Segment Start: EXERCISE INPUT

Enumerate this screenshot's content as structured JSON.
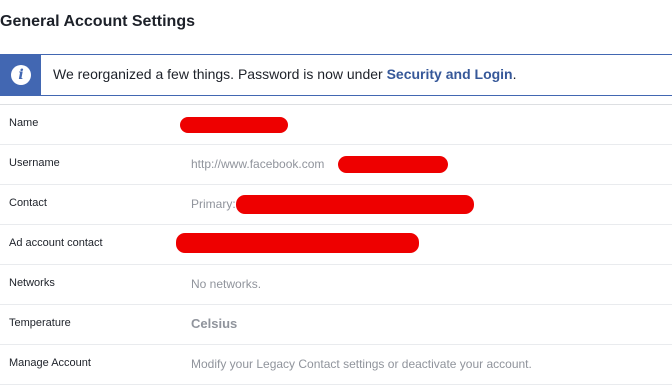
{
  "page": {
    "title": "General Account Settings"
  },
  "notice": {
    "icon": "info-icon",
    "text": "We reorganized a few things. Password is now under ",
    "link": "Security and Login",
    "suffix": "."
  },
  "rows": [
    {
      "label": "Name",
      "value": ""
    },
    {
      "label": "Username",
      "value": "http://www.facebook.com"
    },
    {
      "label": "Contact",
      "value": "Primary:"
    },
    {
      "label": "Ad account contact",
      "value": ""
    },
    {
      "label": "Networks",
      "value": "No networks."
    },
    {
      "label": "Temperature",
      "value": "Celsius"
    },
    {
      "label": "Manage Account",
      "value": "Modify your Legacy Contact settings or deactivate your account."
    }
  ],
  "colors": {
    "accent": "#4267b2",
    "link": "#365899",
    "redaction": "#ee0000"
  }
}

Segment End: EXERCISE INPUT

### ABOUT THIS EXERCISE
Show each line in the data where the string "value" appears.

### ANSWER BOX
      "value": ""
      "value": "http://www.facebook.com"
      "value": "Primary:"
      "value": ""
      "value": "No networks."
      "value": "Celsius"
      "value": "Modify your Legacy Contact settings or deactivate your account."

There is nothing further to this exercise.